Details: Product Description Since its hardcover publication in August of 1995, Buffett has appeared on the Wall Street Journal, New York Times, San Francisco Chronicle, Los Angeles Times, Seattle Times, Newsday and Business Week bestseller lists. Starting from scratch, simply by picking stocks and companies for investment, Warren Buffett amassed one of the epochal fortunes of the twentieth century—an astounding net worth of $10 billion, and counting. His awesome investment record has made him a cult figure popularly known for his seeming contradictions: a billionaire who has a modest lifestyle, a phenomenally successful investor who eschews the revolving-door trading of modern Wall Street, a brilliant dealmaker who cultivates a homespun aura. Journalist Roger Lowenstein draws on three years of unprecedented access to Buffett’s family, friends, and colleagues to provide the first definitive, inside account of the life and career of this American original. Buffett explains Buffett’s investment strategy—a long-term philosophy grounded in buying stock in companies that are undervalued on the market and hanging on until their worth invariably surfaces—and shows how it is a reflection of his inner self. Review "Only in America. The bonus of this fine, fine biography is that it could turn you into an investor, if you're not one already; or a better one, if you are. Lowenstein has done a great job with a great subject."--Andrew Tobias "Mr. Lowenstein has done a masterly job."-- The New York Times Book Review About the Author Roger Lowenstein, author of the bestselling Buffett: The Making of an American Capitalist, reported for The Wall Street Journal for more than a decade, and wrote the Journal's stock market column, Heard on the Street, from 1989 to 1991 and the Intrinsic Value column from 1995 to 1997. He now writes a column in Smart Money magazine, and has written for the New York Times and The New Republic, among other publications. Lowenstein has three children and lives in Westfield, New Jersey. Excerpt. © Reprinted by permission. All rights reserved. Chapter 1   OMAHA   Like a diamond set in emerald, gracing the west bank of the Missouri River, lies Omaha, the wonder city of the West and marvel of enterprise, ability, and progressiveness. TELEPHONE COMPANY PROMOTION, 1900     Almost from the day that Dr. Pollard awakened him to the world, six pounds strong and five weeks early, Warren Buffett had a thirst for numbers. As a boy, he and his friend Bob Russell would pass an afternoon on the Russells’ front porch, which overlooked a busy intersection, recording the license-plate numbers of passing cars. When the sky darkened, they would go inside and spread open the Omaha World-Herald, counting how often each letter appeared and filling entire scrapbooks with progressions of numbers, as though they held the key to some Euclidean riddle. Often, Russell would reach for the almanac and read out a list of cities.
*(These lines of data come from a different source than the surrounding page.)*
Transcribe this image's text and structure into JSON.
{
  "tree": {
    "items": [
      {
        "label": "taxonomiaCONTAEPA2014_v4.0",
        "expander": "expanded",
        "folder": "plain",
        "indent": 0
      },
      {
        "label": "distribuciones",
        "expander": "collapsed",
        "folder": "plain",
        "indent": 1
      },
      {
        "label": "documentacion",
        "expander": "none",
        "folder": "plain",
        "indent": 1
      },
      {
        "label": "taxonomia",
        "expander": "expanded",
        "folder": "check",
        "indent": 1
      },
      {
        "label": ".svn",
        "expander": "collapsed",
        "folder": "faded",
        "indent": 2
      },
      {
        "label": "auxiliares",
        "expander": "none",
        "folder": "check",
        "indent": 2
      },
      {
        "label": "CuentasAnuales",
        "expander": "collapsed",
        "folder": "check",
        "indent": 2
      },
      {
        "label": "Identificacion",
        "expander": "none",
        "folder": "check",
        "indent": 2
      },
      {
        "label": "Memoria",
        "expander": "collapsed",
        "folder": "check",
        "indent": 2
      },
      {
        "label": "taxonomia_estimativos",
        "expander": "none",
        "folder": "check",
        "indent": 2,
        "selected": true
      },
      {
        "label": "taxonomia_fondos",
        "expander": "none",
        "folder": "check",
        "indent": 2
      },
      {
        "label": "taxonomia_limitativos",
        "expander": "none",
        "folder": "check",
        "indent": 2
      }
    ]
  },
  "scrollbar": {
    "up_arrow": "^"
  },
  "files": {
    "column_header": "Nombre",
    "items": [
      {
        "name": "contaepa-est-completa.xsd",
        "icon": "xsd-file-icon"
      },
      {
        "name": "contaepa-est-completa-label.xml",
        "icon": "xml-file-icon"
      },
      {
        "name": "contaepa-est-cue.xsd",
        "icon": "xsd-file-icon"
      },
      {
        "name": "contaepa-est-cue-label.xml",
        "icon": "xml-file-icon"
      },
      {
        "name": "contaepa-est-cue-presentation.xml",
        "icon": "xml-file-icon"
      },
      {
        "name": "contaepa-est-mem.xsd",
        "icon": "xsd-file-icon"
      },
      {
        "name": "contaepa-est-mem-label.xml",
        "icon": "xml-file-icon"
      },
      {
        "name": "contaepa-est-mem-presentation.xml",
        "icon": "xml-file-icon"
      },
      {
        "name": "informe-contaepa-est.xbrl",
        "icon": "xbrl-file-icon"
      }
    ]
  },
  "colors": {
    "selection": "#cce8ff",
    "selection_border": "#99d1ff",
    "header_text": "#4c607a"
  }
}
One by one, Warren would spit back the populations. “I’d say a city, he’d hit it on the nose,” Russell would recall, half a century later. “I might say, ‘Davenport, Iowa; Topeka, Kansas; Akron, Ohio.’ If I gave him ten cities, he’d hit every one.” Baseball scores, horse-racing odds—every numeral was fodder for that precocious memory. Combed, scrubbed, and stuffed into a pew of Dundee Presbyterian Church, Warren would pass the time on Sundays calculating the life spans of ecclesiastical composers. He would stand in the living room with a paddle and ball, counting, counting by the hour. He would play Monopoly for what seemed forever—counting his imagined riches.   Blue-eyed, with a fair complexion and pink cheeks, Warren was intrigued not merely with numbers, but with money. His first possession was a nickel-coated money changer, given to him by his Aunt Alice at Christmas and thereafter proudly strapped to his belt. When he was five, he set up a gum stand on his family’s sidewalk and sold Chiclets to pass

UPC: 000812979273
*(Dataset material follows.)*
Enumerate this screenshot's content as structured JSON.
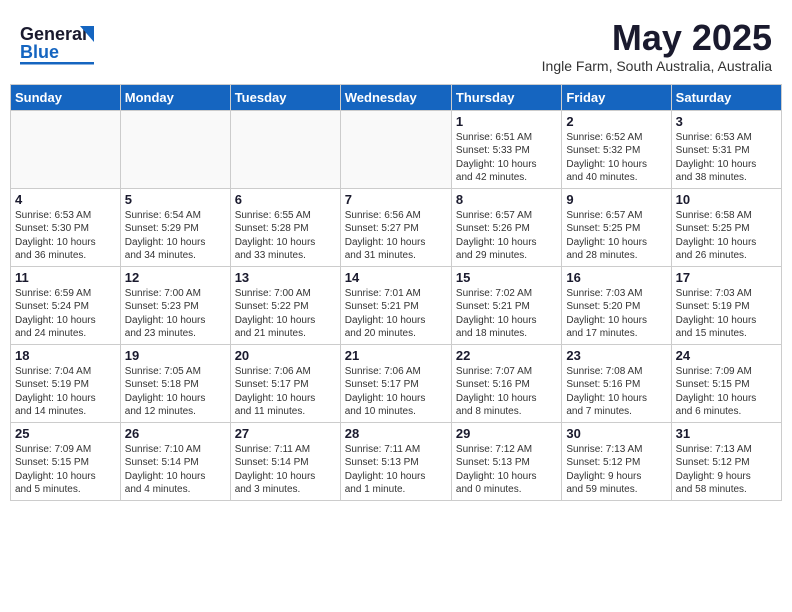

EAN: 9780812979275

Languages: English

Binding: Paperback

Item Condition: UsedLikeNew